#### [Directions]
Reproduce the listing that follows, line for line.

#### [Extracted material]

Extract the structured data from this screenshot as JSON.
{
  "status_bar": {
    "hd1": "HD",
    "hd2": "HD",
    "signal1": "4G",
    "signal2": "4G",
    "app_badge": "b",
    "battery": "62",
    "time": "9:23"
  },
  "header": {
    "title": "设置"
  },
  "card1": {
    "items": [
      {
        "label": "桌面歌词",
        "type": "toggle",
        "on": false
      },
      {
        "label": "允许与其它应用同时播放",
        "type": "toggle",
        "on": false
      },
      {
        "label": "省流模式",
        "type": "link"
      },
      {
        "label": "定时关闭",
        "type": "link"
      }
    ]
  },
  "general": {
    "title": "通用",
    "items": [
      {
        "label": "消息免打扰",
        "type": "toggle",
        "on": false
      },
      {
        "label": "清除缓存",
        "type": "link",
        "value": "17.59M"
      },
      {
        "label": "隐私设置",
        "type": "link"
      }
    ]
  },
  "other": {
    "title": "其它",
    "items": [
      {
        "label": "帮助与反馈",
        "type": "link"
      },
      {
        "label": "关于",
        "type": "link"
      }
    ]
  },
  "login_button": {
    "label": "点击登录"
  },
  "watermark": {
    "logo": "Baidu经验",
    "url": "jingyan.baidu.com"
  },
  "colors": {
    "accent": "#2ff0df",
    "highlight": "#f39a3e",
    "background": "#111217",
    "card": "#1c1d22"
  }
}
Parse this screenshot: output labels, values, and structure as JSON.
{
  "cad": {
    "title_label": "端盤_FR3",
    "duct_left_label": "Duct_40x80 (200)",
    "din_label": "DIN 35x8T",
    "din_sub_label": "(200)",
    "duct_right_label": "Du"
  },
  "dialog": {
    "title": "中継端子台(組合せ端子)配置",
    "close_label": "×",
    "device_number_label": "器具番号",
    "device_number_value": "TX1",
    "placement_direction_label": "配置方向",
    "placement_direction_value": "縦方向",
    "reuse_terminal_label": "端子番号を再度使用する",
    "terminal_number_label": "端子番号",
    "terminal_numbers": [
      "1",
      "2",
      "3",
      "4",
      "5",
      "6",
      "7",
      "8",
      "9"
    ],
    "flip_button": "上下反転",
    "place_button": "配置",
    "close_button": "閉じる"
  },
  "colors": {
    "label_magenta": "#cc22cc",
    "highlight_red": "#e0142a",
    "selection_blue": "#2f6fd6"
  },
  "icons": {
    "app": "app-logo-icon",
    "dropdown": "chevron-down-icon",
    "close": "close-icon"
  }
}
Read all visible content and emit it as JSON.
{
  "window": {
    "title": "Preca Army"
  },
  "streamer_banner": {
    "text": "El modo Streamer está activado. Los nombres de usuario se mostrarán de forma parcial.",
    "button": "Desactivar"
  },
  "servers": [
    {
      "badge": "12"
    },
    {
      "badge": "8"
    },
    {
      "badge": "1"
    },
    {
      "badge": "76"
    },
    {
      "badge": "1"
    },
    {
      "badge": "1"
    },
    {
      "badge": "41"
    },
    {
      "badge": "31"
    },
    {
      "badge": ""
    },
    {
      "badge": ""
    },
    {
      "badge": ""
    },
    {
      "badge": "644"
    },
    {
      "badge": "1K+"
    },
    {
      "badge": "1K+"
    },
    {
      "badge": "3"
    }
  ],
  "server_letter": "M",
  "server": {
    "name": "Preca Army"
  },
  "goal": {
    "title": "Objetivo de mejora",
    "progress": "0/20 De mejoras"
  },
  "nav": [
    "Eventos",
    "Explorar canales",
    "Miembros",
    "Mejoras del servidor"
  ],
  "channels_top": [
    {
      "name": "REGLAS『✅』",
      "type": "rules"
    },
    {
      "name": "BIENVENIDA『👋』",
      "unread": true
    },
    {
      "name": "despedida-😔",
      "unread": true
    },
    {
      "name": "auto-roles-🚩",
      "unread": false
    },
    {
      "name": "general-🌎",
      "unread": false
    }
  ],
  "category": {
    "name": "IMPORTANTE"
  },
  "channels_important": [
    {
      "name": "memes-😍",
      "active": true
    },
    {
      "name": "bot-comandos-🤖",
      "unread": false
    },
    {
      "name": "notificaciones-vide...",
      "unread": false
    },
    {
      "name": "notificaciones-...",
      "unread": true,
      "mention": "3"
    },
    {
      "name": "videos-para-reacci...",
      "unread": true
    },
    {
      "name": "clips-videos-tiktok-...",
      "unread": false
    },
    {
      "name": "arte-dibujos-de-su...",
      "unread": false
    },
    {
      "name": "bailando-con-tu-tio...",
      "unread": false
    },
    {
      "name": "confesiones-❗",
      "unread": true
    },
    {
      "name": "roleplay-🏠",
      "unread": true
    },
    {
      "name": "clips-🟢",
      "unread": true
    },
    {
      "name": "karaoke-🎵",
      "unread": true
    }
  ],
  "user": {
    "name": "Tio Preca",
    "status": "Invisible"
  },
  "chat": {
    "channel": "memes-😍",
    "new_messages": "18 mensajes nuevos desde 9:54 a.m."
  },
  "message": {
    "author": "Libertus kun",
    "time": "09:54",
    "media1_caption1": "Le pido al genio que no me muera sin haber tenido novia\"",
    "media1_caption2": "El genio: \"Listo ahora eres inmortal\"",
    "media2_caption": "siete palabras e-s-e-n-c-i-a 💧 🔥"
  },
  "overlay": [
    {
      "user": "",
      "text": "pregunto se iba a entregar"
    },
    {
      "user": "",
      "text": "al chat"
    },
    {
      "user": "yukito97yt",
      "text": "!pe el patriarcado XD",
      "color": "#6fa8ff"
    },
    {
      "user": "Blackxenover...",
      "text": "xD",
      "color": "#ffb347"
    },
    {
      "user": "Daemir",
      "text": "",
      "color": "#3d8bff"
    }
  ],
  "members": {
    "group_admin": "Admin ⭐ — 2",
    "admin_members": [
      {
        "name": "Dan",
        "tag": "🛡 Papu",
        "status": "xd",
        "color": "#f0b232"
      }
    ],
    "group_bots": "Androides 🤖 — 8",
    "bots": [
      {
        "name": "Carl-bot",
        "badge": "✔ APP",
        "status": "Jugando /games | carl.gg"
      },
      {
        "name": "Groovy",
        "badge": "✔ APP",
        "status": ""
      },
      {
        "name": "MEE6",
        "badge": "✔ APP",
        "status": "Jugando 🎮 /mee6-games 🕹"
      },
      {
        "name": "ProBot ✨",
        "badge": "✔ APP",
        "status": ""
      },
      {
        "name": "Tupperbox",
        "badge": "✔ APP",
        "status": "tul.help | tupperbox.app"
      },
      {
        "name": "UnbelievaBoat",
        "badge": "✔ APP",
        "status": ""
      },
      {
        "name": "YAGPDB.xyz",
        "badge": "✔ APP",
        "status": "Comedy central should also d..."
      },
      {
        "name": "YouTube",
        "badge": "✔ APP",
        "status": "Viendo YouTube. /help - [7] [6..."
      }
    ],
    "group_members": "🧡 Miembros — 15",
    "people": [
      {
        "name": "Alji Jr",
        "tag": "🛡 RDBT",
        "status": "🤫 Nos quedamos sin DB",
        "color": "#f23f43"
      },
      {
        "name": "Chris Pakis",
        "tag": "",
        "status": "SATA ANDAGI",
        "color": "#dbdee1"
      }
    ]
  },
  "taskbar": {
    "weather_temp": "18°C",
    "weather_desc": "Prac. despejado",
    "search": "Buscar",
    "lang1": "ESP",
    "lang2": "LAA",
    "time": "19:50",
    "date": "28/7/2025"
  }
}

#### [Task solution]
Extract the structured data from this screenshot as JSON.
{
  "status_bar": {
    "hd1": "HD",
    "hd2": "HD",
    "signal1": "4G",
    "signal2": "4G",
    "app_badge": "b",
    "battery": "62",
    "time": "9:23"
  },
  "header": {
    "title": "设置"
  },
  "card1": {
    "items": [
      {
        "label": "桌面歌词",
        "type": "toggle",
        "on": false
      },
      {
        "label": "允许与其它应用同时播放",
        "type": "toggle",
        "on": false
      },
      {
        "label": "省流模式",
        "type": "link"
      },
      {
        "label": "定时关闭",
        "type": "link"
      }
    ]
  },
  "general": {
    "title": "通用",
    "items": [
      {
        "label": "消息免打扰",
        "type": "toggle",
        "on": false
      },
      {
        "label": "清除缓存",
        "type": "link",
        "value": "17.59M"
      },
      {
        "label": "隐私设置",
        "type": "link"
      }
    ]
  },
  "other": {
    "title": "其它",
    "items": [
      {
        "label": "帮助与反馈",
        "type": "link"
      },
      {
        "label": "关于",
        "type": "link"
      }
    ]
  },
  "login_button": {
    "label": "点击登录"
  },
  "watermark": {
    "logo": "Baidu经验",
    "url": "jingyan.baidu.com"
  },
  "colors": {
    "accent": "#2ff0df",
    "highlight": "#f39a3e",
    "background": "#111217",
    "card": "#1c1d22"
  }
}
Parse this screenshot: output labels, values, and structure as JSON.
{
  "cad": {
    "title_label": "端盤_FR3",
    "duct_left_label": "Duct_40x80 (200)",
    "din_label": "DIN 35x8T",
    "din_sub_label": "(200)",
    "duct_right_label": "Du"
  },
  "dialog": {
    "title": "中継端子台(組合せ端子)配置",
    "close_label": "×",
    "device_number_label": "器具番号",
    "device_number_value": "TX1",
    "placement_direction_label": "配置方向",
    "placement_direction_value": "縦方向",
    "reuse_terminal_label": "端子番号を再度使用する",
    "terminal_number_label": "端子番号",
    "terminal_numbers": [
      "1",
      "2",
      "3",
      "4",
      "5",
      "6",
      "7",
      "8",
      "9"
    ],
    "flip_button": "上下反転",
    "place_button": "配置",
    "close_button": "閉じる"
  },
  "colors": {
    "label_magenta": "#cc22cc",
    "highlight_red": "#e0142a",
    "selection_blue": "#2f6fd6"
  },
  "icons": {
    "app": "app-logo-icon",
    "dropdown": "chevron-down-icon",
    "close": "close-icon"
  }
}
Read all visible content and emit it as JSON.
{
  "window": {
    "title": "Preca Army"
  },
  "streamer_banner": {
    "text": "El modo Streamer está activado. Los nombres de usuario se mostrarán de forma parcial.",
    "button": "Desactivar"
  },
  "servers": [
    {
      "badge": "12"
    },
    {
      "badge": "8"
    },
    {
      "badge": "1"
    },
    {
      "badge": "76"
    },
    {
      "badge": "1"
    },
    {
      "badge": "1"
    },
    {
      "badge": "41"
    },
    {
      "badge": "31"
    },
    {
      "badge": ""
    },
    {
      "badge": ""
    },
    {
      "badge": ""
    },
    {
      "badge": "644"
    },
    {
      "badge": "1K+"
    },
    {
      "badge": "1K+"
    },
    {
      "badge": "3"
    }
  ],
  "server_letter": "M",
  "server": {
    "name": "Preca Army"
  },
  "goal": {
    "title": "Objetivo de mejora",
    "progress": "0/20 De mejoras"
  },
  "nav": [
    "Eventos",
    "Explorar canales",
    "Miembros",
    "Mejoras del servidor"
  ],
  "channels_top": [
    {
      "name": "REGLAS『✅』",
      "type": "rules"
    },
    {
      "name": "BIENVENIDA『👋』",
      "unread": true
    },
    {
      "name": "despedida-😔",
      "unread": true
    },
    {
      "name": "auto-roles-🚩",
      "unread": false
    },
    {
      "name": "general-🌎",
      "unread": false
    }
  ],
  "category": {
    "name": "IMPORTANTE"
  },
  "channels_important": [
    {
      "name": "memes-😍",
      "active": true
    },
    {
      "name": "bot-comandos-🤖",
      "unread": false
    },
    {
      "name": "notificaciones-vide...",
      "unread": false
    },
    {
      "name": "notificaciones-...",
      "unread": true,
      "mention": "3"
    },
    {
      "name": "videos-para-reacci...",
      "unread": true
    },
    {
      "name": "clips-videos-tiktok-...",
      "unread": false
    },
    {
      "name": "arte-dibujos-de-su...",
      "unread": false
    },
    {
      "name": "bailando-con-tu-tio...",
      "unread": false
    },
    {
      "name": "confesiones-❗",
      "unread": true
    },
    {
      "name": "roleplay-🏠",
      "unread": true
    },
    {
      "name": "clips-🟢",
      "unread": true
    },
    {
      "name": "karaoke-🎵",
      "unread": true
    }
  ],
  "user": {
    "name": "Tio Preca",
    "status": "Invisible"
  },
  "chat": {
    "channel": "memes-😍",
    "new_messages": "18 mensajes nuevos desde 9:54 a.m."
  },
  "message": {
    "author": "Libertus kun",
    "time": "09:54",
    "media1_caption1": "Le pido al genio que no me muera sin haber tenido novia\"",
    "media1_caption2": "El genio: \"Listo ahora eres inmortal\"",
    "media2_caption": "siete palabras e-s-e-n-c-i-a 💧 🔥"
  },
  "overlay": [
    {
      "user": "",
      "text": "pregunto se iba a entregar"
    },
    {
      "user": "",
      "text": "al chat"
    },
    {
      "user": "yukito97yt",
      "text": "!pe el patriarcado XD",
      "color": "#6fa8ff"
    },
    {
      "user": "Blackxenover...",
      "text": "xD",
      "color": "#ffb347"
    },
    {
      "user": "Daemir",
      "text": "",
      "color": "#3d8bff"
    }
  ],
  "members": {
    "group_admin": "Admin ⭐ — 2",
    "admin_members": [
      {
        "name": "Dan",
        "tag": "🛡 Papu",
        "status": "xd",
        "color": "#f0b232"
      }
    ],
    "group_bots": "Androides 🤖 — 8",
    "bots": [
      {
        "name": "Carl-bot",
        "badge": "✔ APP",
        "status": "Jugando /games | carl.gg"
      },
      {
        "name": "Groovy",
        "badge": "✔ APP",
        "status": ""
      },
      {
        "name": "MEE6",
        "badge": "✔ APP",
        "status": "Jugando 🎮 /mee6-games 🕹"
      },
      {
        "name": "ProBot ✨",
        "badge": "✔ APP",
        "status": ""
      },
      {
        "name": "Tupperbox",
        "badge": "✔ APP",
        "status": "tul.help | tupperbox.app"
      },
      {
        "name": "UnbelievaBoat",
        "badge": "✔ APP",
        "status": ""
      },
      {
        "name": "YAGPDB.xyz",
        "badge": "✔ APP",
        "status": "Comedy central should also d..."
      },
      {
        "name": "YouTube",
        "badge": "✔ APP",
        "status": "Viendo YouTube. /help - [7] [6..."
      }
    ],
    "group_members": "🧡 Miembros — 15",
    "people": [
      {
        "name": "Alji Jr",
        "tag": "🛡 RDBT",
        "status": "🤫 Nos quedamos sin DB",
        "color": "#f23f43"
      },
      {
        "name": "Chris Pakis",
        "tag": "",
        "status": "SATA ANDAGI",
        "color": "#dbdee1"
      }
    ]
  },
  "taskbar": {
    "weather_temp": "18°C",
    "weather_desc": "Prac. despejado",
    "search": "Buscar",
    "lang1": "ESP",
    "lang2": "LAA",
    "time": "19:50",
    "date": "28/7/2025"
  }
}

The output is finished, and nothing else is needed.